Sherrod mum on suit against Breitbart (UPDATED with comment from Sherrod)

Photo by Laura Williams

Photo by Laura Williams

ALBANY, Ga. -- Shirley Sherrod, ousted from her position with the U.S. Department of Agriculture after an internet video produced by conservative blogger Andrew Breitbart surfaced, has filed suit in District of Columbia Superior Court alleging defamation, false light and infliction of emotional distress.

Reached Monday afternoon for comment, Sherrod declined to answer questions or make a statement, instead referring all inquiries to her attorney, Tom Clare of Washington, D.C.

"This lawsuit is not about politics or race," Mrs. Sherrod said in the statement released by Clare. "It is not about right versus left, the NAACP or the tea party. It is about how quickly, in today's Internet media environment, a person's good name can become 'collateral damage' in an overheated political debate. I strongly believe in a free press and a full discussion of public issues, but not in deliberate distortions of the truth."

Breitbart confirmed that his company, breitbart.com, LLC, had been served with a copy of the suit over the weekend. In addition to Breitbart, producer Larry O'Conner and an unknown 'John Doe' are also named in the suit.

Sherrod resigned as Georgia's Director of Rural Development after the video clip appeared last July. The edited clip showed a speech she gave at an NAACP function where Sherrod spoke of not offering her full help and support to a white farmer, Roger Spooner, in 1986.

The full unedited video, however, showed Sherrod talking about assisting Spooner and moving beyond race in her life and professional responsibilities.

The suit alleges that "Mrs. Sherrod was forced to resign her job after Defendants ignited a media firestorm by publishing false and defamatory statements that Mrs. Sherrod 'discriminates' against people due to their race in performing her official duties.

"Defendants drew false support for their claims from a speech given by Mrs. Sherrod that they edited, deceptively, to create the appearance that Mrs. Sherrod was admitting present-day racism."

Breitbart quickly fired back.

"I find it extremely telling that this lawsuit was brought almost seven months after the alleged incidents that caused a national media frenzy occurred." Breitbart said. "It is no coincidence that this lawsuit was filed one day after I held a press conference revealing audio proof of orchestrated and systemic Pigford fraud. I can promise you this: neither I, nor my journalistic websites, will or can be silenced by the institutional Left, which is obviously funding this lawsuit. I welcome the judicial discovery process, including finding out which groups are doing so."

Pigford is the $1.5 billion settlement agreed to by the USDA and was intended to assure restitution to black farmers who were victims of racial discrimination. Sherrod and her husband, Charles, were the largest single recipients of Pigford money, each receiving $150,000 for pain and suffering and $13 million paid to defunct collective farm New Communities of Southwest Georgia in 2009."

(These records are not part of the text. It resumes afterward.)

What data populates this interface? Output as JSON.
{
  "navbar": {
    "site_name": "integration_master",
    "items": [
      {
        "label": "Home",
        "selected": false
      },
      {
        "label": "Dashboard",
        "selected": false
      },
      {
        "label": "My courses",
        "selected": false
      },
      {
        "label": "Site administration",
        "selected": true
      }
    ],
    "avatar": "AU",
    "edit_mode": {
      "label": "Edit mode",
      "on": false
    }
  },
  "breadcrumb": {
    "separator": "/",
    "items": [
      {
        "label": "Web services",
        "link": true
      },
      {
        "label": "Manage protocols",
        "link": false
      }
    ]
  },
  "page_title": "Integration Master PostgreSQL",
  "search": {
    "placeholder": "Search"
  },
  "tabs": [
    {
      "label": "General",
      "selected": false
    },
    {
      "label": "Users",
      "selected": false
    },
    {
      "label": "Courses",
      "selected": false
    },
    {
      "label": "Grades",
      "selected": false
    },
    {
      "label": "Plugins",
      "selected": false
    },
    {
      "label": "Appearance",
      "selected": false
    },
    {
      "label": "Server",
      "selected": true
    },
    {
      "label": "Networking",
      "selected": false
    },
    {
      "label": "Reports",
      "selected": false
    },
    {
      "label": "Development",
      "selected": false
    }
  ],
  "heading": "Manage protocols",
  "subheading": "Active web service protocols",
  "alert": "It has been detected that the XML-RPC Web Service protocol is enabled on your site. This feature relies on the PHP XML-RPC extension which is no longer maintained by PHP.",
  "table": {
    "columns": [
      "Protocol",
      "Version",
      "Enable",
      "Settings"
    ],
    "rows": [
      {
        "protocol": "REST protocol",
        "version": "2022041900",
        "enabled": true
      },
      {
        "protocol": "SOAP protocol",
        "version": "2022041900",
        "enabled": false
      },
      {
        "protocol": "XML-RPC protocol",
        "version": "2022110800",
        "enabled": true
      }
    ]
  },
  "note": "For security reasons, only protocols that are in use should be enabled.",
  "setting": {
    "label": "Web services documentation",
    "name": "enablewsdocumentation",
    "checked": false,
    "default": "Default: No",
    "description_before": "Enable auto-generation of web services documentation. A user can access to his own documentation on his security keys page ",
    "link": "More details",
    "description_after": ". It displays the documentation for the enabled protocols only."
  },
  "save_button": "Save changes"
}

"Shirley Sherrod is up to her eyeballs in Pigford. She is a central figure in the whole thing," Breitbart, who contends Pigford is rife with fraud, said. "She was the largest single recipient in the settlement and she was deeply involved in oversight through the monitor's office.

Any place a black farmer went to get help on Pigford, Shirley Sherrod was there.

"This is a last ditch effort to try and intimidate me. But it's not going to work."

Brietbart added that he is absolutely confident of being fully vindicated.